HALSEY STEVENS: Certainly the space relationships – the feeling for measurement, to which you refer are very important in music and have been demonstrated thoroughly in your own work. There is hardly any composer of importance now writing who has not been touched in some measure by the tonal explorations which you have conducted. I wonder if you feel that the techniques you have developed in musical composition will become more significant as time goes on.

SCHOENBERG: I think that one can, there is a possibility to learn something of my technical achievements. But I think it is even better to go back to those men from whom I learned them: I mean, to Mozart, Beethoven, Brahms and Bach. I can really, you can really contend that I owe very, very much to Mozart; and if one studies, for instance, the way in which I write for string quartet, then one cannot deny that I have learned this directly from Mozart. And I am proud of it!

HALSEY STEVENS: Then your advice to a young composer, Mr. Schoenberg, would be to base a foundation upon the same composers?

SCHOENBERG: Yes, yes, yes. Of course you cannot imitate it directly you have to take the essence and amalgamate your ideas with them, and create something new.

HALSEY STEVENS:It would be impossible, of course, impractical to imitate any past style?

SCHOENBERG: No – yes – it’s out, yes, yes.

HALSEY STEVENS: Well, I see, that our time is about up, Mr. Schoenberg. Thank you for being with us on this first interview.

SCHOENBERG: I was afraid I will speak too much!

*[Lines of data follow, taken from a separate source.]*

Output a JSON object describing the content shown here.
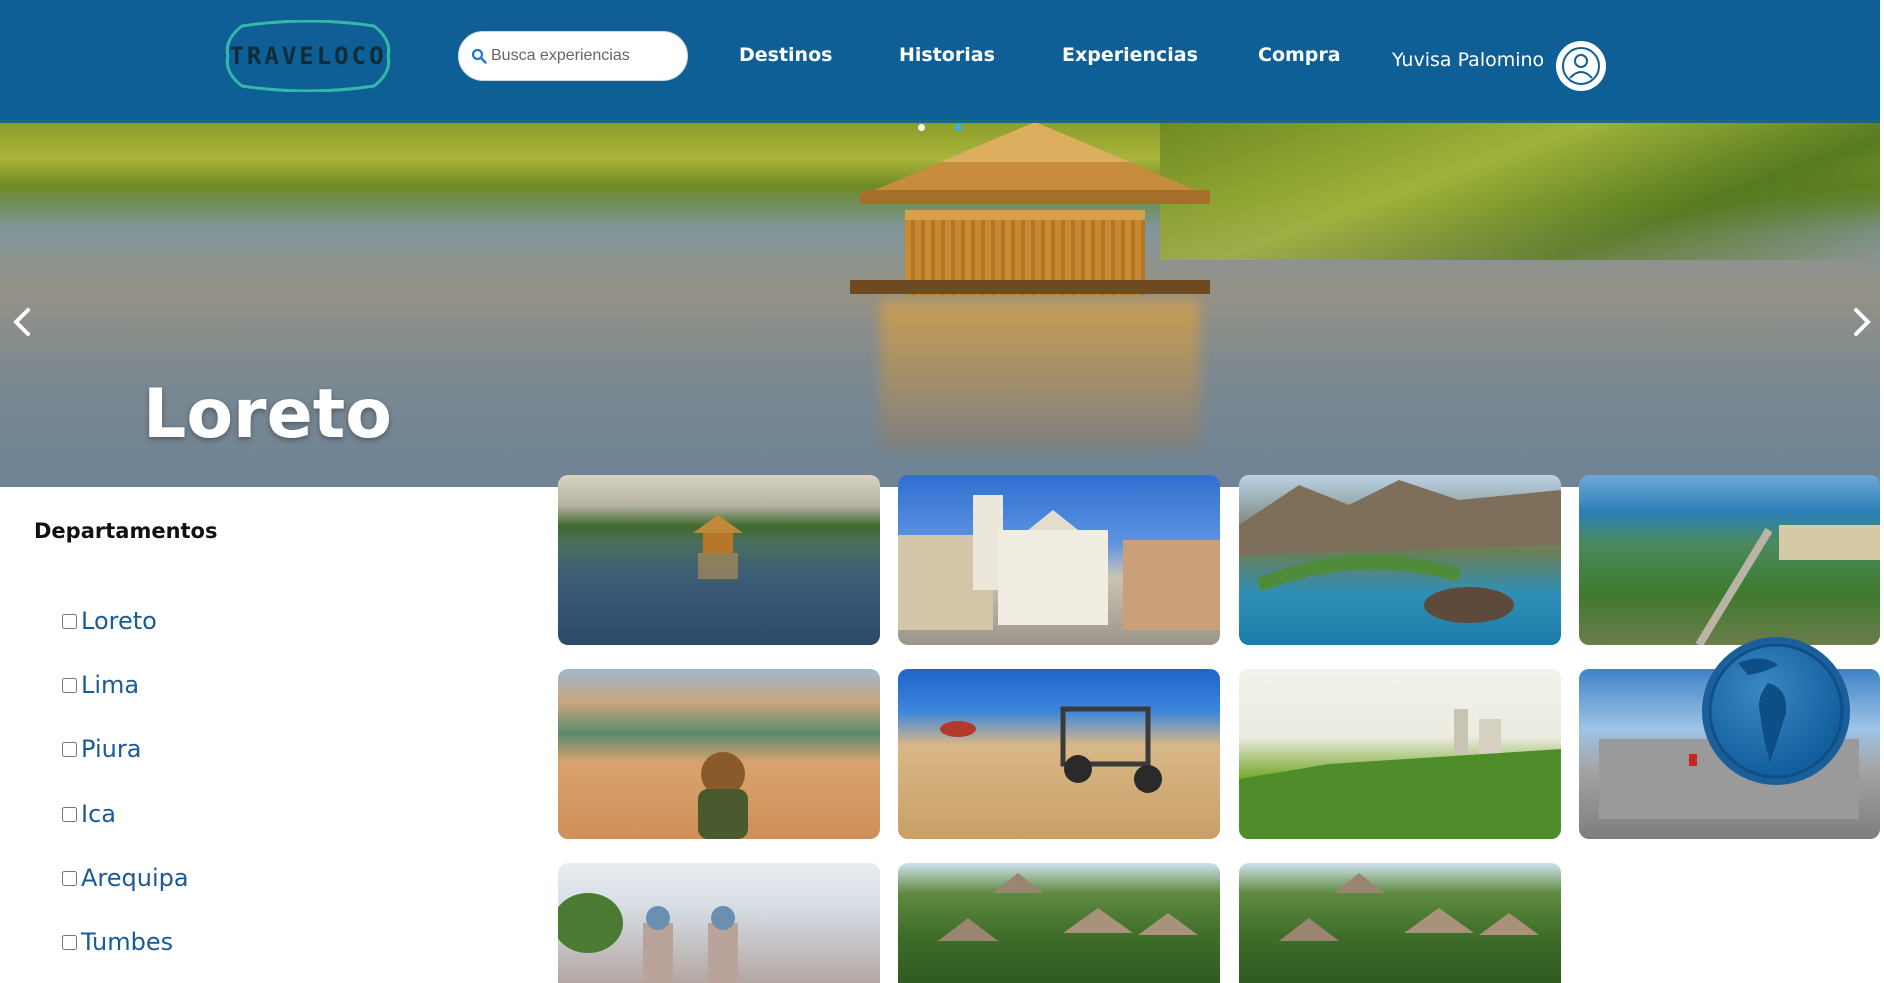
{
  "brand": {
    "logo_text": "TRAVELOCO"
  },
  "search": {
    "placeholder": "Busca experiencias",
    "value": ""
  },
  "nav": {
    "destinos": "Destinos",
    "historias": "Historias",
    "experiencias": "Experiencias",
    "compra": "Compra"
  },
  "user": {
    "name": "Yuvisa Palomino",
    "icon": "user-circle-icon"
  },
  "hero": {
    "title": "Loreto",
    "slide_dots": 2,
    "active_dot": 2,
    "prev_icon": "chevron-left-icon",
    "next_icon": "chevron-right-icon"
  },
  "filters": {
    "title": "Departamentos",
    "items": [
      {
        "label": "Loreto",
        "checked": false
      },
      {
        "label": "Lima",
        "checked": false
      },
      {
        "label": "Piura",
        "checked": false
      },
      {
        "label": "Ica",
        "checked": false
      },
      {
        "label": "Arequipa",
        "checked": false
      },
      {
        "label": "Tumbes",
        "checked": false
      }
    ]
  },
  "colors": {
    "topbar": "#0f5f96",
    "link": "#1a5a98",
    "dot_active": "#29b6f6",
    "dot_inactive": "#ffffff"
  },
  "gallery_icons": [
    "stilt-house-lake-photo",
    "cathedral-plaza-photo",
    "coastal-bay-aerial-photo",
    "resort-aerial-photo",
    "desert-oasis-photo",
    "dune-buggy-photo",
    "green-cliff-coast-photo",
    "government-palace-photo",
    "church-towers-photo",
    "jungle-lodge-photo",
    "jungle-lodge-photo-2"
  ],
  "floating": {
    "globe_icon": "globe-icon"
  }
}
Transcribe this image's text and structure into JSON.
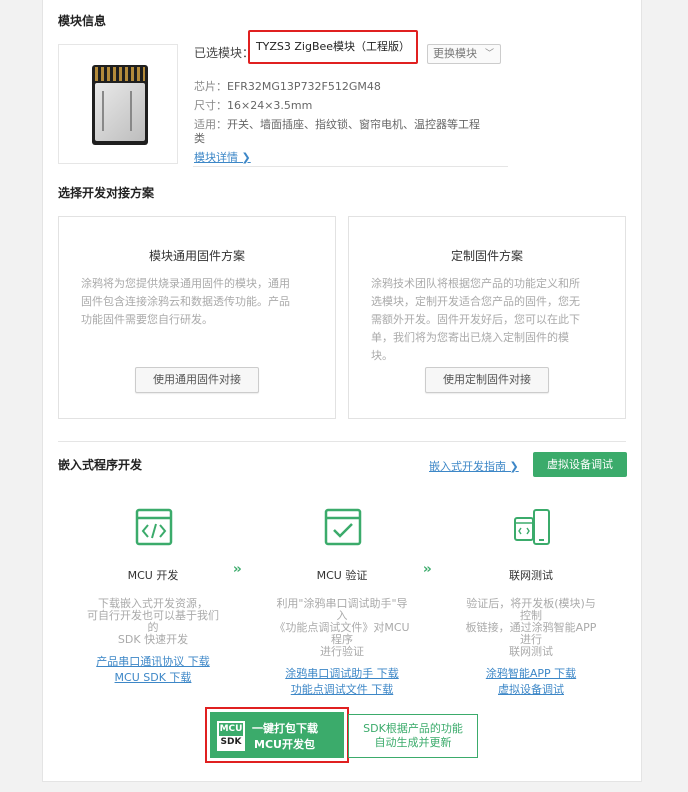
{
  "module": {
    "section_title": "模块信息",
    "selected_label": "已选模块：",
    "selected_name": "TYZS3 ZigBee模块（工程版）",
    "swap_button": "更换模块",
    "chip_label": "芯片：",
    "chip_value": "EFR32MG13P732F512GM48",
    "size_label": "尺寸：",
    "size_value": "16×24×3.5mm",
    "apply_label": "适用：",
    "apply_value_1": "开关、墙面插座、指纹锁、窗帘电机、温控器等工程",
    "apply_value_2": "类",
    "detail_link": "模块详情 ❯"
  },
  "plan": {
    "section_title": "选择开发对接方案",
    "cards": [
      {
        "title": "模块通用固件方案",
        "desc": [
          "涂鸦将为您提供烧录通用固件的模块，通用",
          "固件包含连接涂鸦云和数据透传功能。产品",
          "功能固件需要您自行研发。"
        ],
        "button": "使用通用固件对接"
      },
      {
        "title": "定制固件方案",
        "desc": [
          "涂鸦技术团队将根据您产品的功能定义和所",
          "选模块，定制开发适合您产品的固件，您无",
          "需额外开发。固件开发好后，您可以在此下",
          "单，我们将为您寄出已烧入定制固件的模",
          "块。"
        ],
        "button": "使用定制固件对接"
      }
    ]
  },
  "embedded": {
    "section_title": "嵌入式程序开发",
    "guide_link": "嵌入式开发指南 ❯",
    "virtual_button": "虚拟设备调试",
    "arrow_glyph": "››",
    "steps": [
      {
        "label": "MCU 开发",
        "desc": [
          "下载嵌入式开发资源，",
          "可自行开发也可以基于我们",
          "的",
          "SDK 快速开发"
        ],
        "links": [
          "产品串口通讯协议 下载",
          "MCU SDK 下载"
        ]
      },
      {
        "label": "MCU 验证",
        "desc": [
          "利用\"涂鸦串口调试助手\"导",
          "入",
          "《功能点调试文件》对MCU",
          "程序",
          "进行验证"
        ],
        "links": [
          "涂鸦串口调试助手 下载",
          "功能点调试文件 下载"
        ]
      },
      {
        "label": "联网测试",
        "desc": [
          "验证后，将开发板(模块)与",
          "控制",
          "板链接，通过涂鸦智能APP",
          "进行",
          "联网测试"
        ],
        "links": [
          "涂鸦智能APP 下载",
          "虚拟设备调试"
        ]
      }
    ],
    "pack_icon_top": "MCU",
    "pack_icon_bottom": "SDK",
    "pack_line1": "一键打包下载",
    "pack_line2": "MCU开发包",
    "auto_line1": "SDK根据产品的功能",
    "auto_line2": "自动生成并更新"
  },
  "colors": {
    "accent_green": "#3bab6b",
    "highlight_red": "#e02020",
    "link_blue": "#3d87c7"
  }
}
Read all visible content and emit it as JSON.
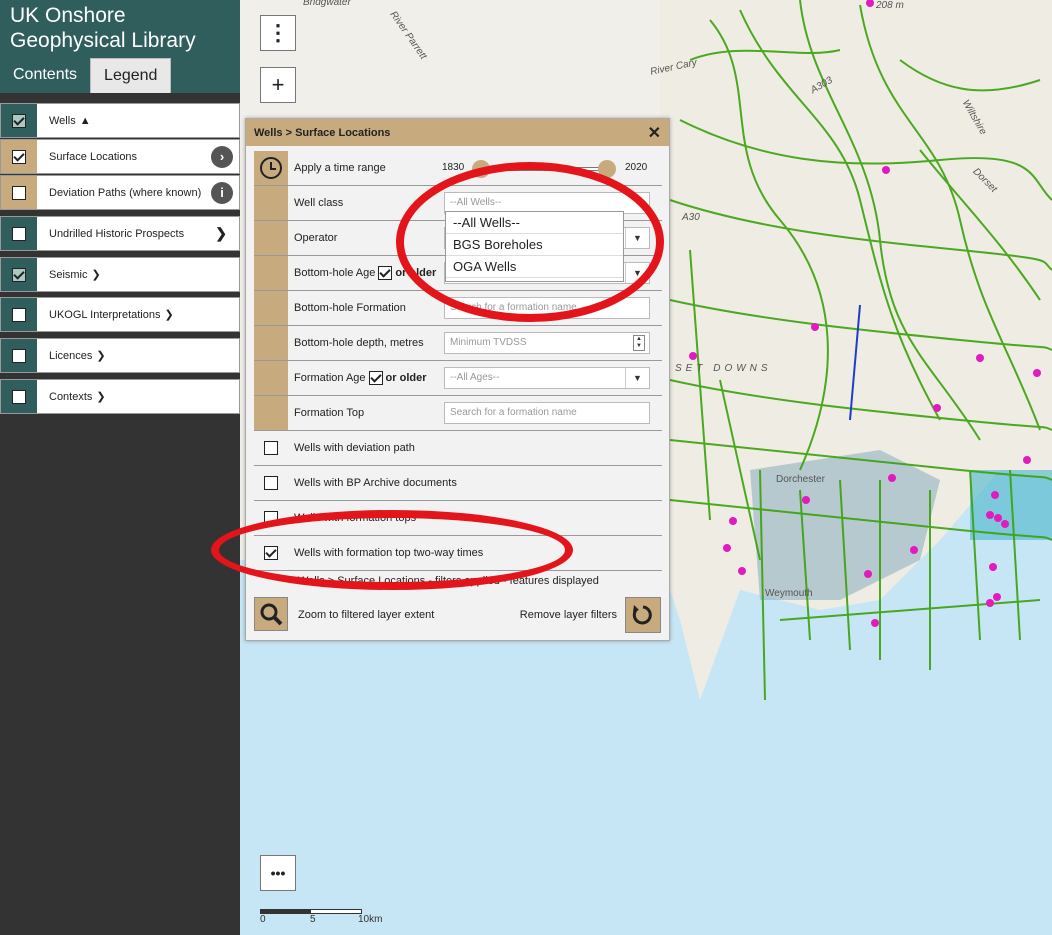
{
  "app": {
    "title_line1": "UK Onshore",
    "title_line2": "Geophysical Library",
    "tabs": [
      {
        "label": "Contents",
        "active": false
      },
      {
        "label": "Legend",
        "active": true
      }
    ]
  },
  "layers": [
    {
      "label": "Wells",
      "chevron": "up",
      "checked": true
    },
    {
      "label": "Surface Locations",
      "checked": true,
      "right": "arrow-circle"
    },
    {
      "label": "Deviation Paths (where known)",
      "checked": false,
      "right": "info"
    },
    {
      "label": "Undrilled Historic Prospects",
      "checked": false,
      "right": "chevron-right"
    },
    {
      "label": "Seismic",
      "chevron": "down",
      "checked": true
    },
    {
      "label": "UKOGL Interpretations",
      "chevron": "down",
      "checked": false
    },
    {
      "label": "Licences",
      "chevron": "down",
      "checked": false
    },
    {
      "label": "Contexts",
      "chevron": "down",
      "checked": false
    }
  ],
  "map": {
    "labels": {
      "bridgwater": "Bridgwater",
      "river_parrett": "River Parrett",
      "river_cary": "River Cary",
      "a303": "A303",
      "a30": "A30",
      "wiltshire": "Wiltshire",
      "dorset": "Dorset",
      "downs": "SET DOWNS",
      "dorchester": "Dorchester",
      "weymouth": "Weymouth",
      "elev": "208 m"
    },
    "scale": {
      "t0": "0",
      "t1": "5",
      "t2": "10km"
    },
    "controls": {
      "menu": "⋮",
      "zoom_in": "+",
      "more": "•••"
    }
  },
  "panel": {
    "title": "Wells > Surface Locations",
    "close": "✕",
    "time_range": {
      "label": "Apply a time range",
      "from": "1830",
      "to": "2020"
    },
    "well_class": {
      "label": "Well class",
      "value": "--All Wells--"
    },
    "well_class_options": [
      "--All Wells--",
      "BGS Boreholes",
      "OGA Wells"
    ],
    "operator": {
      "label": "Operator"
    },
    "bottom_hole_age": {
      "label": "Bottom-hole Age",
      "suffix": "or older"
    },
    "bottom_hole_formation": {
      "label": "Bottom-hole Formation",
      "placeholder": "Search for a formation name"
    },
    "bottom_hole_depth": {
      "label": "Bottom-hole depth, metres",
      "placeholder": "Minimum TVDSS"
    },
    "formation_age": {
      "label": "Formation Age",
      "suffix": "or older",
      "value": "--All Ages--"
    },
    "formation_top": {
      "label": "Formation Top",
      "placeholder": "Search for a formation name"
    },
    "deviation": {
      "label": "Wells with deviation path"
    },
    "bp_archive": {
      "label": "Wells with BP Archive documents"
    },
    "formation_tops": {
      "label": "Wells with formation tops"
    },
    "twt": {
      "label": "Wells with formation top two-way times"
    },
    "status": "Wells > Surface Locations - filters applied - features displayed",
    "zoom_label": "Zoom to filtered layer extent",
    "remove_label": "Remove layer filters"
  }
}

HALSEY STEVENS: By no means; it has been a very great pleasure and an honor to have you with us.  Next week´s museum Concert will present Toscha Seidel, violinist, and Max Rabinovich, pianist, in a program of violin Sonatas. Mr. Seidel will be my guest at intermission time next week, and you are cordially invited to join us then. This is Halsey Stevens, returning you to the Music room of the Los Angeles county Museum, and your announcer, Warren Russel.